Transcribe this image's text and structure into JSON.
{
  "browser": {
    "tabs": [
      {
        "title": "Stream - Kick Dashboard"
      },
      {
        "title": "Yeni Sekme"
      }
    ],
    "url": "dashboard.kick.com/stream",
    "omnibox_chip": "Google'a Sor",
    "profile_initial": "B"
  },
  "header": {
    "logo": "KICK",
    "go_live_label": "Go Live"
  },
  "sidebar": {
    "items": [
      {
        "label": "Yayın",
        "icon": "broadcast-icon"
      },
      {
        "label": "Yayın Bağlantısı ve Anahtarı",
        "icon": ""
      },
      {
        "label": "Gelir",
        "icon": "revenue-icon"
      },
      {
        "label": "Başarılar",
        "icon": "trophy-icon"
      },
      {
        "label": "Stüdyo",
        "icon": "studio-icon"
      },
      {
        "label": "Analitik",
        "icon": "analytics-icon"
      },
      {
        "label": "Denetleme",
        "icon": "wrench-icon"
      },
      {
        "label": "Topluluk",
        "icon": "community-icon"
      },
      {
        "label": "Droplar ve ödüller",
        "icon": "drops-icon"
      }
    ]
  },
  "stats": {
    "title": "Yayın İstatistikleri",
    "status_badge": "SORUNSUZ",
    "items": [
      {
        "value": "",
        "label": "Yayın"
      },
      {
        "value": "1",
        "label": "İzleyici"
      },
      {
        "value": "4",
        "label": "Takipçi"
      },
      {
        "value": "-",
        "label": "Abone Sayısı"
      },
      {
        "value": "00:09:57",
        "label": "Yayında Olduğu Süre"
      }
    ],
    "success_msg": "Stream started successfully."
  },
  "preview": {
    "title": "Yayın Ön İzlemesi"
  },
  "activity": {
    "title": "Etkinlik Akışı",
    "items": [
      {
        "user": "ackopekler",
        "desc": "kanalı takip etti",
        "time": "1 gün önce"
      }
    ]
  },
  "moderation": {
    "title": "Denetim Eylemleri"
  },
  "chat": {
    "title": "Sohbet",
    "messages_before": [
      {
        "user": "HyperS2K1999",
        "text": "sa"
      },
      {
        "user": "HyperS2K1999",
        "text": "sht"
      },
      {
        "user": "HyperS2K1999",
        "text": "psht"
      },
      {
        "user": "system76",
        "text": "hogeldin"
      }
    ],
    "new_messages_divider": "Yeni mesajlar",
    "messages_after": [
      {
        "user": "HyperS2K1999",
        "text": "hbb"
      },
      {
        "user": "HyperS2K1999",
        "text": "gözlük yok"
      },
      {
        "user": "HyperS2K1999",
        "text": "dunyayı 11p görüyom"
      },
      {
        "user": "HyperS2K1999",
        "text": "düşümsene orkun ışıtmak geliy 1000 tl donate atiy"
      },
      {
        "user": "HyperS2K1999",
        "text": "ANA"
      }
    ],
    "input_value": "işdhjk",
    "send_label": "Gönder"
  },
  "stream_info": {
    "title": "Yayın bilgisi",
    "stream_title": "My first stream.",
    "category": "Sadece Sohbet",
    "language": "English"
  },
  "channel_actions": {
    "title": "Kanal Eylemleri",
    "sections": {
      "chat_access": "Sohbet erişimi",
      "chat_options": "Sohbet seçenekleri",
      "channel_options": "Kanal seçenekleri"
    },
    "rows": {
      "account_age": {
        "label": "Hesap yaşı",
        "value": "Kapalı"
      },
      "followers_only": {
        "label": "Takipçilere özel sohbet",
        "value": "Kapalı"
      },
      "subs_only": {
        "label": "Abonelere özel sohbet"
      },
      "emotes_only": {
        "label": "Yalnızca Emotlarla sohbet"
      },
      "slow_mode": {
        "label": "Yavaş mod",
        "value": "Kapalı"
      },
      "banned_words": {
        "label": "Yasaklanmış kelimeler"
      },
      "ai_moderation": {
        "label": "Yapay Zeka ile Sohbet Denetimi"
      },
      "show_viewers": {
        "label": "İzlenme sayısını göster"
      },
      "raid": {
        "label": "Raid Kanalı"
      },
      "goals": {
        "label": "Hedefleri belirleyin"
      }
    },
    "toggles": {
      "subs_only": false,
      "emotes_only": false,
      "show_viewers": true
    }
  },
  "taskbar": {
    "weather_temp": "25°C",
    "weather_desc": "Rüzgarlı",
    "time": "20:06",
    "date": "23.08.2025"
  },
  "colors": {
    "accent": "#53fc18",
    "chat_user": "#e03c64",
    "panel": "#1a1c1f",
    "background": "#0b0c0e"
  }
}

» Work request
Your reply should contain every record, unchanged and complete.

» Expected output
Transcribe this image's text and structure into JSON.
{
  "browser": {
    "tabs": [
      {
        "title": "Stream - Kick Dashboard"
      },
      {
        "title": "Yeni Sekme"
      }
    ],
    "url": "dashboard.kick.com/stream",
    "omnibox_chip": "Google'a Sor",
    "profile_initial": "B"
  },
  "header": {
    "logo": "KICK",
    "go_live_label": "Go Live"
  },
  "sidebar": {
    "items": [
      {
        "label": "Yayın",
        "icon": "broadcast-icon"
      },
      {
        "label": "Yayın Bağlantısı ve Anahtarı",
        "icon": ""
      },
      {
        "label": "Gelir",
        "icon": "revenue-icon"
      },
      {
        "label": "Başarılar",
        "icon": "trophy-icon"
      },
      {
        "label": "Stüdyo",
        "icon": "studio-icon"
      },
      {
        "label": "Analitik",
        "icon": "analytics-icon"
      },
      {
        "label": "Denetleme",
        "icon": "wrench-icon"
      },
      {
        "label": "Topluluk",
        "icon": "community-icon"
      },
      {
        "label": "Droplar ve ödüller",
        "icon": "drops-icon"
      }
    ]
  },
  "stats": {
    "title": "Yayın İstatistikleri",
    "status_badge": "SORUNSUZ",
    "items": [
      {
        "value": "",
        "label": "Yayın"
      },
      {
        "value": "1",
        "label": "İzleyici"
      },
      {
        "value": "4",
        "label": "Takipçi"
      },
      {
        "value": "-",
        "label": "Abone Sayısı"
      },
      {
        "value": "00:09:57",
        "label": "Yayında Olduğu Süre"
      }
    ],
    "success_msg": "Stream started successfully."
  },
  "preview": {
    "title": "Yayın Ön İzlemesi"
  },
  "activity": {
    "title": "Etkinlik Akışı",
    "items": [
      {
        "user": "ackopekler",
        "desc": "kanalı takip etti",
        "time": "1 gün önce"
      }
    ]
  },
  "moderation": {
    "title": "Denetim Eylemleri"
  },
  "chat": {
    "title": "Sohbet",
    "messages_before": [
      {
        "user": "HyperS2K1999",
        "text": "sa"
      },
      {
        "user": "HyperS2K1999",
        "text": "sht"
      },
      {
        "user": "HyperS2K1999",
        "text": "psht"
      },
      {
        "user": "system76",
        "text": "hogeldin"
      }
    ],
    "new_messages_divider": "Yeni mesajlar",
    "messages_after": [
      {
        "user": "HyperS2K1999",
        "text": "hbb"
      },
      {
        "user": "HyperS2K1999",
        "text": "gözlük yok"
      },
      {
        "user": "HyperS2K1999",
        "text": "dunyayı 11p görüyom"
      },
      {
        "user": "HyperS2K1999",
        "text": "düşümsene orkun ışıtmak geliy 1000 tl donate atiy"
      },
      {
        "user": "HyperS2K1999",
        "text": "ANA"
      }
    ],
    "input_value": "işdhjk",
    "send_label": "Gönder"
  },
  "stream_info": {
    "title": "Yayın bilgisi",
    "stream_title": "My first stream.",
    "category": "Sadece Sohbet",
    "language": "English"
  },
  "channel_actions": {
    "title": "Kanal Eylemleri",
    "sections": {
      "chat_access": "Sohbet erişimi",
      "chat_options": "Sohbet seçenekleri",
      "channel_options": "Kanal seçenekleri"
    },
    "rows": {
      "account_age": {
        "label": "Hesap yaşı",
        "value": "Kapalı"
      },
      "followers_only": {
        "label": "Takipçilere özel sohbet",
        "value": "Kapalı"
      },
      "subs_only": {
        "label": "Abonelere özel sohbet"
      },
      "emotes_only": {
        "label": "Yalnızca Emotlarla sohbet"
      },
      "slow_mode": {
        "label": "Yavaş mod",
        "value": "Kapalı"
      },
      "banned_words": {
        "label": "Yasaklanmış kelimeler"
      },
      "ai_moderation": {
        "label": "Yapay Zeka ile Sohbet Denetimi"
      },
      "show_viewers": {
        "label": "İzlenme sayısını göster"
      },
      "raid": {
        "label": "Raid Kanalı"
      },
      "goals": {
        "label": "Hedefleri belirleyin"
      }
    },
    "toggles": {
      "subs_only": false,
      "emotes_only": false,
      "show_viewers": true
    }
  },
  "taskbar": {
    "weather_temp": "25°C",
    "weather_desc": "Rüzgarlı",
    "time": "20:06",
    "date": "23.08.2025"
  },
  "colors": {
    "accent": "#53fc18",
    "chat_user": "#e03c64",
    "panel": "#1a1c1f",
    "background": "#0b0c0e"
  }
}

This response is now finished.